- Russia’s attack on Ukraine has raised fears that China will attack Taiwan.
- China has the military superiority by most measures, but Taiwan has the defense advantage.
- As Russia’s struggles in Ukraine show, capturing major urban areas is a challenge for any army.
China has promised for decades to absorb Taiwan, a self-governing island that Beijing considers a breakaway province.
Beijing has said it will pursue unification by force if necessary, and the Taiwanese military has increased its budget and stepped up training to improve its ability to fight off such an onslaught.
China has also modernized its military, adding dozens of fighter jets and dozens of warships.
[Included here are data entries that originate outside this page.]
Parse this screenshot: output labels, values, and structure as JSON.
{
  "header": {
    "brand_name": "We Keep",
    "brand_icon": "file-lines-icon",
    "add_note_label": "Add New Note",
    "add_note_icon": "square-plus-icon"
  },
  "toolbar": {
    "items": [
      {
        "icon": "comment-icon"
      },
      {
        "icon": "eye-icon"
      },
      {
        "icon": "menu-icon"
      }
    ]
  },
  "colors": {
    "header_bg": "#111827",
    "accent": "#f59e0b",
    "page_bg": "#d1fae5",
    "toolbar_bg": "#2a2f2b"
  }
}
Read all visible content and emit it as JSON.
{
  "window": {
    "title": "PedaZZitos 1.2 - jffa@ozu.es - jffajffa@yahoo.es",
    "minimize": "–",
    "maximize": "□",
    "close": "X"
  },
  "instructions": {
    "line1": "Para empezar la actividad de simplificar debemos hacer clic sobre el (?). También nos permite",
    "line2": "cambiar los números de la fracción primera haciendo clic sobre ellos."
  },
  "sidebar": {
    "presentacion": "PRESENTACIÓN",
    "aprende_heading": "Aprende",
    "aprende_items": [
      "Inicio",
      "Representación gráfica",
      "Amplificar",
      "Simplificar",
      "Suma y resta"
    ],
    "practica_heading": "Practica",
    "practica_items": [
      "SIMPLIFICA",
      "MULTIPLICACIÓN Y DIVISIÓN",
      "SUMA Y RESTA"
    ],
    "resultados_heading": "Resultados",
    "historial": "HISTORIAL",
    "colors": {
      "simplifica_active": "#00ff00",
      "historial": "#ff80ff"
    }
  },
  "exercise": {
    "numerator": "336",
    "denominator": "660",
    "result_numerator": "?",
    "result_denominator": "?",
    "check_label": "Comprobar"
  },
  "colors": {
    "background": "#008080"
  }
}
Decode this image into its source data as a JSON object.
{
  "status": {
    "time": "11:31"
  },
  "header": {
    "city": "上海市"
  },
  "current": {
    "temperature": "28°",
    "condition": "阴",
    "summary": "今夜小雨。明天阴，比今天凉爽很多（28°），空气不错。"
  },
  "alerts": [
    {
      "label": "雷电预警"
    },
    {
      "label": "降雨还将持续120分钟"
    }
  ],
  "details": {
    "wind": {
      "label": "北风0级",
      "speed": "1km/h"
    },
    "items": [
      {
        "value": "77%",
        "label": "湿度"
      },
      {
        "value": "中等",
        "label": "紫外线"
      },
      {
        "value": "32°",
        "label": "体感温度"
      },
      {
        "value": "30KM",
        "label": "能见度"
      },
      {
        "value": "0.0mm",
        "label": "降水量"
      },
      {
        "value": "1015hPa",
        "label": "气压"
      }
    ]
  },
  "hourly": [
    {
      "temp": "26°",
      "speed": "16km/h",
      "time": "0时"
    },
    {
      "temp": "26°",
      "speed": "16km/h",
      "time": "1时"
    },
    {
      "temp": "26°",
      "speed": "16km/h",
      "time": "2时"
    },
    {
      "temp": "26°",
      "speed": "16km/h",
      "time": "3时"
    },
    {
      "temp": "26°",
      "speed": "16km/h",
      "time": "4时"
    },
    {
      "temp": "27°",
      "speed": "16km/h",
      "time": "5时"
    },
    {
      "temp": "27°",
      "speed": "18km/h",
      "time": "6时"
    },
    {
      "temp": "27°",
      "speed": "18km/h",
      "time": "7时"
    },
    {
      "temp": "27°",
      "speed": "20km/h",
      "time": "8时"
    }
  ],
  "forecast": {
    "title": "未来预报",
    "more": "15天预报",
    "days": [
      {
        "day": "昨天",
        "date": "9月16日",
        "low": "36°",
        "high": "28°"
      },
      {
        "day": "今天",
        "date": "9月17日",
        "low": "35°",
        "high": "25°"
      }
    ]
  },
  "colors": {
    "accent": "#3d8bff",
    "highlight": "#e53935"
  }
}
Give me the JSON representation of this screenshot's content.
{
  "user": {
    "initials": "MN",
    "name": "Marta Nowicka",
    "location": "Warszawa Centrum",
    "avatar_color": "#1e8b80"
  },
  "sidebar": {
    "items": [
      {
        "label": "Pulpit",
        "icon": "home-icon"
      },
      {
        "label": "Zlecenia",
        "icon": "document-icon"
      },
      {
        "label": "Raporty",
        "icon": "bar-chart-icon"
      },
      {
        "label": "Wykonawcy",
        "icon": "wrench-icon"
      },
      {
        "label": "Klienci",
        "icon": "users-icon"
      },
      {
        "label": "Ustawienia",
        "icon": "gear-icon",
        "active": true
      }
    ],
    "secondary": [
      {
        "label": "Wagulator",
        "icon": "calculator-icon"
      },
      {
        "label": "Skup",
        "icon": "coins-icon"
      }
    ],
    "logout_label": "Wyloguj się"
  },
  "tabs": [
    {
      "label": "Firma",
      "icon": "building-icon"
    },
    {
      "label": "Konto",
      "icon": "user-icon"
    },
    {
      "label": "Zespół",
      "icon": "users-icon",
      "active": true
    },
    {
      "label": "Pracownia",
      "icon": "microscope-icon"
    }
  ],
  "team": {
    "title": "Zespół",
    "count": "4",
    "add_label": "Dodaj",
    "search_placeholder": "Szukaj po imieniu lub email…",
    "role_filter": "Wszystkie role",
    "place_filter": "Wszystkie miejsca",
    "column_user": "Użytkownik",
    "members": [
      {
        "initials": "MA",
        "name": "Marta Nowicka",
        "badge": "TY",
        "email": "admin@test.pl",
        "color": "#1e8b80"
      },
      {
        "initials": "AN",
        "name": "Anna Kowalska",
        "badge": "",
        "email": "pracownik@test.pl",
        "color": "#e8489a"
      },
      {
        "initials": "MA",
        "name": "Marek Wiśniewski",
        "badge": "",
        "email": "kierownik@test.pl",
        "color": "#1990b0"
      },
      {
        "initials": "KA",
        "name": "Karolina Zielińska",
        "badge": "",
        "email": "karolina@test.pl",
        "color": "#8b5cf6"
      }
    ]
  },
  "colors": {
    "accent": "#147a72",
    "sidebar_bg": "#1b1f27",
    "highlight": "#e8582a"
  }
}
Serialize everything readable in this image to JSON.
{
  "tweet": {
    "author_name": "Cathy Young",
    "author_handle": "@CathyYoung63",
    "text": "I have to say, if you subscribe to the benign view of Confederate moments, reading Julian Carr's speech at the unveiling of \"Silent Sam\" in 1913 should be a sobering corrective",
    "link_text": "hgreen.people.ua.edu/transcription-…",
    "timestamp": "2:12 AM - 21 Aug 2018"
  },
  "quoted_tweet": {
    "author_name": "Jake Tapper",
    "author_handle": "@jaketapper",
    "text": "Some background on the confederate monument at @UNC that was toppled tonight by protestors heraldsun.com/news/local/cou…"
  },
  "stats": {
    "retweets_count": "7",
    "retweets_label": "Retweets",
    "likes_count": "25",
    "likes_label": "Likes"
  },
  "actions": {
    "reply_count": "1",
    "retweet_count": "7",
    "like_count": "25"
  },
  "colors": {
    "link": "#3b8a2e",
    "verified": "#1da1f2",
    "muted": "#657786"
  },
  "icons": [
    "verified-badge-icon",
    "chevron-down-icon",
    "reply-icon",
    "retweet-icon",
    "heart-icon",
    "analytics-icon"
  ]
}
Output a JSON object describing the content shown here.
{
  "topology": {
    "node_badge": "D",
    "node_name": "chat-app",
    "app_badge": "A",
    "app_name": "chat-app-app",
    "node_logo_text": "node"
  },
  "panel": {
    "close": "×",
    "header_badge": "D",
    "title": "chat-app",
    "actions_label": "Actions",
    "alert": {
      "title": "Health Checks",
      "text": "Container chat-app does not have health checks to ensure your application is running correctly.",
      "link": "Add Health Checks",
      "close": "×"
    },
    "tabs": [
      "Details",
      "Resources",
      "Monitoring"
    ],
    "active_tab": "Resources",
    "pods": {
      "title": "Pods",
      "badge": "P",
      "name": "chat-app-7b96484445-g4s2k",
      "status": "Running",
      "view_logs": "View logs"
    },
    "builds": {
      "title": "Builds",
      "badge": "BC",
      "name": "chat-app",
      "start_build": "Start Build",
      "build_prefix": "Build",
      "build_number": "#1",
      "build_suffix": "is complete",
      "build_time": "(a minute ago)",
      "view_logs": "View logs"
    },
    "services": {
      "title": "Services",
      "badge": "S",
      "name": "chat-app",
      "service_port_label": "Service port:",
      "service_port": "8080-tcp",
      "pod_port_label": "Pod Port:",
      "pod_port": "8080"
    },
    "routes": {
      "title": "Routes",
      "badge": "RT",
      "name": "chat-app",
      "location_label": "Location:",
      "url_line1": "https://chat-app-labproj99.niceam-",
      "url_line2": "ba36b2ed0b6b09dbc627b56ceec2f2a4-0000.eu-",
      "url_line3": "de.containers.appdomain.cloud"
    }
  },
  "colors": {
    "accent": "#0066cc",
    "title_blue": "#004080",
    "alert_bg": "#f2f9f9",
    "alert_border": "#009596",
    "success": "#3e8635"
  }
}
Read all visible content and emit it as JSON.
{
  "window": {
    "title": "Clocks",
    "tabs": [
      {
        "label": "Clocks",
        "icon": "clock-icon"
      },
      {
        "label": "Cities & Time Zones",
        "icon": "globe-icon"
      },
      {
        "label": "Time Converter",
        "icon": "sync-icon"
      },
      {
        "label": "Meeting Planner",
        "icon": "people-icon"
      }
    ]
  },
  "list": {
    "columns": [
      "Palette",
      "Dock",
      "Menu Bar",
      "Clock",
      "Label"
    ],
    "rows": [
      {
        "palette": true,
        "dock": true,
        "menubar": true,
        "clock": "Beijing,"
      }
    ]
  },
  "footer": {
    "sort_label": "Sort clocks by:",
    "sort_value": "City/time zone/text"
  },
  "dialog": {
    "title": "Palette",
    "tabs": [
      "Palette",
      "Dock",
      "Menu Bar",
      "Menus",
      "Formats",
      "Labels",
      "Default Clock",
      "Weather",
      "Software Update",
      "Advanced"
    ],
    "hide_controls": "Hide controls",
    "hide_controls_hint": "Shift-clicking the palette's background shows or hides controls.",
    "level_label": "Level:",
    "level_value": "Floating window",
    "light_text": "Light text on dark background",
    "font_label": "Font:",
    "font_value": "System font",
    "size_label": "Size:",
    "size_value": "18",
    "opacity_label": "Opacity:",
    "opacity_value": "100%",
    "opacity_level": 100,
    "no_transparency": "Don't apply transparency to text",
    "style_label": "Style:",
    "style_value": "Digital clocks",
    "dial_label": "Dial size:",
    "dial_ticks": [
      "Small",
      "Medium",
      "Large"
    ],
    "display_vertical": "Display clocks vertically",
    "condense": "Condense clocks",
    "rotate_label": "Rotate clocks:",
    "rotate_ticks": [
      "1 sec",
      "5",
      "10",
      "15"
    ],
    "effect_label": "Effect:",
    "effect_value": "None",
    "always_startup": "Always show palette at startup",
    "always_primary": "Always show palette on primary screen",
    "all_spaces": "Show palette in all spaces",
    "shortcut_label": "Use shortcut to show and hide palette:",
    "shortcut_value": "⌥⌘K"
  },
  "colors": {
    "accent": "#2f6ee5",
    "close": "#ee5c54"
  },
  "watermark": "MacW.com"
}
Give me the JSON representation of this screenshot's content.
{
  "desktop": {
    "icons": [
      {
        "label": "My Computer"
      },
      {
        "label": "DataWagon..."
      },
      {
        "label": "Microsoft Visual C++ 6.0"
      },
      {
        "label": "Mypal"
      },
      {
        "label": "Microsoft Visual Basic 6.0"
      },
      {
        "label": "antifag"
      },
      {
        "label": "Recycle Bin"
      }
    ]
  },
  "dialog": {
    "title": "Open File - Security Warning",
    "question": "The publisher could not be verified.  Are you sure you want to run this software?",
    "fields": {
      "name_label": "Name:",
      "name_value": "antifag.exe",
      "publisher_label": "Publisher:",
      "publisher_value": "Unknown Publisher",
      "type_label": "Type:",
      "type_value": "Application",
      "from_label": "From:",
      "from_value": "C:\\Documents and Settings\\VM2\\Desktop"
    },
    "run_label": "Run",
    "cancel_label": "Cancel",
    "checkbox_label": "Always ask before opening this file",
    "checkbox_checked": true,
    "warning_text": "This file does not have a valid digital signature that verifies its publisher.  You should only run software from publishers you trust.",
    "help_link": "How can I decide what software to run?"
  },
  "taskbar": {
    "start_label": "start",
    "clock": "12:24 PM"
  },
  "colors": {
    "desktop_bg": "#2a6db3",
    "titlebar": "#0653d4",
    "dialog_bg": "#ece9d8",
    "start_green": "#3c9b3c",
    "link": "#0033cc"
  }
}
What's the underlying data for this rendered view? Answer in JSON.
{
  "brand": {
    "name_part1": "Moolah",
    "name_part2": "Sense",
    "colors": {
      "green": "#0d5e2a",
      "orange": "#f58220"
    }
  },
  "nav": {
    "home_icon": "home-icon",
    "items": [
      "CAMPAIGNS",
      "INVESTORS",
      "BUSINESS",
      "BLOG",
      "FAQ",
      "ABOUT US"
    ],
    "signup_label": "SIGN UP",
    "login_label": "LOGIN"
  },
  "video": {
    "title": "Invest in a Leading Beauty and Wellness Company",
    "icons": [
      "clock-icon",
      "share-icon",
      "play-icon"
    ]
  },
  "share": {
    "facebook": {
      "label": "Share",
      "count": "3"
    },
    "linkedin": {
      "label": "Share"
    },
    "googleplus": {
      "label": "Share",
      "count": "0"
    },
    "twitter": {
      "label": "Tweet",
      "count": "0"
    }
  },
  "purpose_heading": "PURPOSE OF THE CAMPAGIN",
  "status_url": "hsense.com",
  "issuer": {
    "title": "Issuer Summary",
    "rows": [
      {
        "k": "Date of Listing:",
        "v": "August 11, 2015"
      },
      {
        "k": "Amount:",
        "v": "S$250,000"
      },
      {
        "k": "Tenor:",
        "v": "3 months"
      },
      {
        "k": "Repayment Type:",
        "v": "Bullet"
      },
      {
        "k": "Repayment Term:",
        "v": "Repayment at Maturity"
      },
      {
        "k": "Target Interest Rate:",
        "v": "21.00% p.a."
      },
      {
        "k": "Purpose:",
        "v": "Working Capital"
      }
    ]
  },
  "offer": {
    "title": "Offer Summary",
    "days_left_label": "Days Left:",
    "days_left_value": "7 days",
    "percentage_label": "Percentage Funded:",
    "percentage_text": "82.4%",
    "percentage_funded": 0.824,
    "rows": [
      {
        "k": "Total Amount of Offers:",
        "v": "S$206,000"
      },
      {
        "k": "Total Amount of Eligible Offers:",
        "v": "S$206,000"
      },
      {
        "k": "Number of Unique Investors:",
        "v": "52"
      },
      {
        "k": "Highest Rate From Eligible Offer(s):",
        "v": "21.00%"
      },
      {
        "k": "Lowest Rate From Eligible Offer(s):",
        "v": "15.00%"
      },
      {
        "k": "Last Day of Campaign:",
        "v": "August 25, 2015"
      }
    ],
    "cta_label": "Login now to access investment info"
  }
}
If he were to invade Taiwan, however, he would likely face a scenario where high-end weapons would have little benefit: urban warfare.
Taiwan is home to around 23 million people, most of whom live in several major cities where a war for the island would be won. The Chinese army has superiority at almost all levels, but Taiwan has the advantage in defense, which its army is betting on.
“The battle plans of the Chinese Communist troops will be to invade and land first from the coastal cities. Then the fighting will progress into more populated residential and commercial areas and finally expand into the mountainous villages. Any future battle to protect Taiwan will be an urban war,” he added. Lt. Col. Kiwi Yang, a military instructor at the Taiwan Army Infantry School, told AFP news agency.
Urban warfare is one of the most difficult military operations. City streets and alleys are easy to barricade and inhibit maneuver warfare. To capture a city, an army must sacrifice agility for brute force.
The Russian invasion of Ukraine shows how difficult and costly urban warfare is. For weeks, Russian forces attempted to seize the port city of Mariupol in southern Ukraine, but they were thwarted by determined defenders armed with modern anti-tank and anti-aircraft weapons.
The Chinese military is surely taking notes on Russian operations in Ukraine to inform its own plans for a potential invasion of Taiwan, but urban combat will remain costly even for the most technologically advanced military.
“Just like water, urban warfare is an equalizer. You put a bunch of city blocks in the equation and all of a sudden you and the opposition are on a more equal scale. You see any technological advantage that you have devalued[d]“, a US Army special forces officer, who is on active duty and requested anonymity, told Insider.
The inherent advantages of defense are heightened in an urban environment, the officer said, citing the events in Mariupol as an example.
The Ukrainians “have been locked in against the Russians for weeks now. The Russians have the full advantage of sea, air and long-range fire, although they lack our precision strike capabilities”, which could explain why they resort to indiscriminate shelling, the officer told Insider. “Despite their advantages, they are still struggling to take the city.”
Defenders have more freedom of movement in the city. They can engage attackers at times and places of their choosing and inflict heavy casualties.
Success in such an environment requires proficiency in small unit tactics and close quarters combat, and regular infantry are generally not as proficient in these skills as high-level special operations forces. “There would be no hostages to rescue in a building, and a grenade could solve a lot of problems in such scenarios,” the special forces officer said.
Taiwanese forces could probably “hold out for a long time”, the officer added. “They have a competent army with many advanced weapon systems. They are well prepared and they know where the enemy will come from.”
If China invaded Taiwan, it would have to ensure that it could defeat the defenders within days or blockade Taiwan to prevent outside intervention for an extended period.
“Yes, the Chinese might win in the end because of their numbers, but it won’t be easy and it will cost them dearly. What we see unfolding in Ukraine right now is the best deterrent Taiwan could ask for,” the officer told Insider.
Stavros Atlamazoglou is a defense journalist specializing in special operations, a veteran of the Hellenic Army (national service with the 575th Marine Battalion and Army HQ) and a graduate of Johns Hopkins University.